### Try it
The entries below must be retyped exactly. Pictures are to be omitted.

### Source information
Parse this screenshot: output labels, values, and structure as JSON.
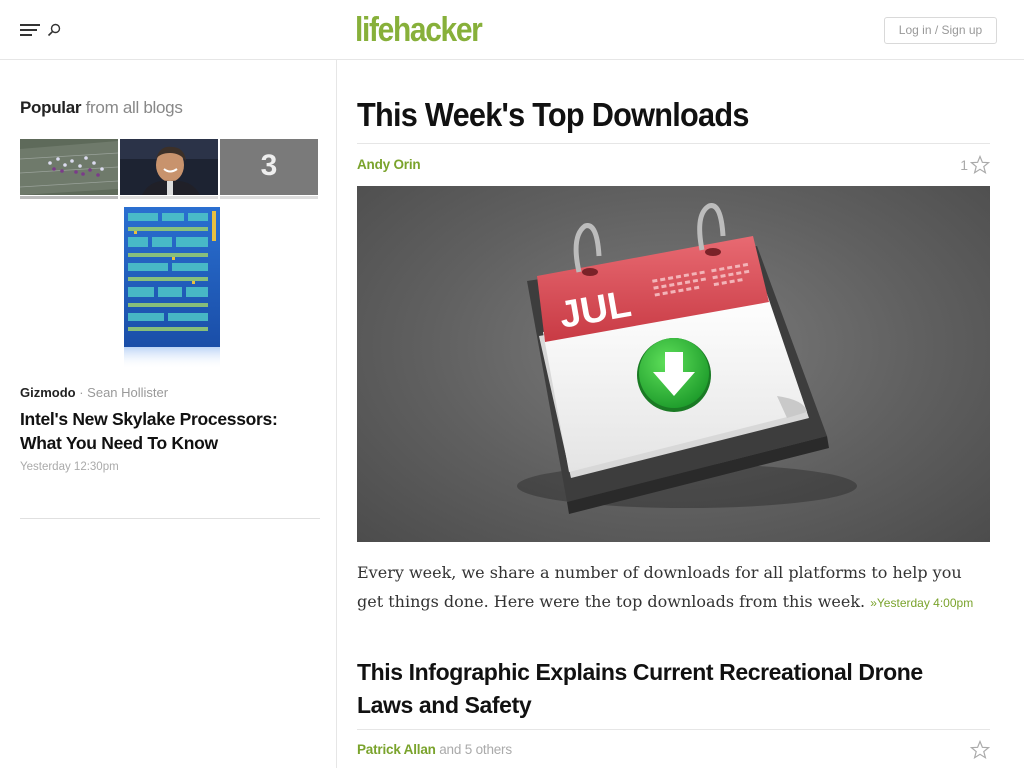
{
  "header": {
    "logo_left": "life",
    "logo_right": "hacker",
    "login_label": "Log in / Sign up",
    "brand_color": "#87b03a"
  },
  "sidebar": {
    "heading_bold": "Popular",
    "heading_light": "from all blogs",
    "thumb_number": "3",
    "story": {
      "blog": "Gizmodo",
      "separator": " · ",
      "author": "Sean Hollister",
      "title": "Intel's New Skylake Processors: What You Need To Know",
      "time": "Yesterday 12:30pm"
    }
  },
  "main": {
    "article1": {
      "title": "This Week's Top Downloads",
      "author": "Andy Orin",
      "likes": "1",
      "hero_month": "JUL",
      "excerpt": "Every week, we share a number of downloads for all platforms to help you get things done. Here were the top downloads from this week.",
      "time": "»Yesterday 4:00pm"
    },
    "article2": {
      "title": "This Infographic Explains Current Recreational Drone Laws and Safety",
      "author": "Patrick Allan",
      "others": "and 5 others"
    }
  }
}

### Output for this exercise
Parse this screenshot: output labels, values, and structure as JSON.
{
  "header": {
    "logo_left": "life",
    "logo_right": "hacker",
    "login_label": "Log in / Sign up",
    "brand_color": "#87b03a"
  },
  "sidebar": {
    "heading_bold": "Popular",
    "heading_light": "from all blogs",
    "thumb_number": "3",
    "story": {
      "blog": "Gizmodo",
      "separator": " · ",
      "author": "Sean Hollister",
      "title": "Intel's New Skylake Processors: What You Need To Know",
      "time": "Yesterday 12:30pm"
    }
  },
  "main": {
    "article1": {
      "title": "This Week's Top Downloads",
      "author": "Andy Orin",
      "likes": "1",
      "hero_month": "JUL",
      "excerpt": "Every week, we share a number of downloads for all platforms to help you get things done. Here were the top downloads from this week.",
      "time": "»Yesterday 4:00pm"
    },
    "article2": {
      "title": "This Infographic Explains Current Recreational Drone Laws and Safety",
      "author": "Patrick Allan",
      "others": "and 5 others"
    }
  }
}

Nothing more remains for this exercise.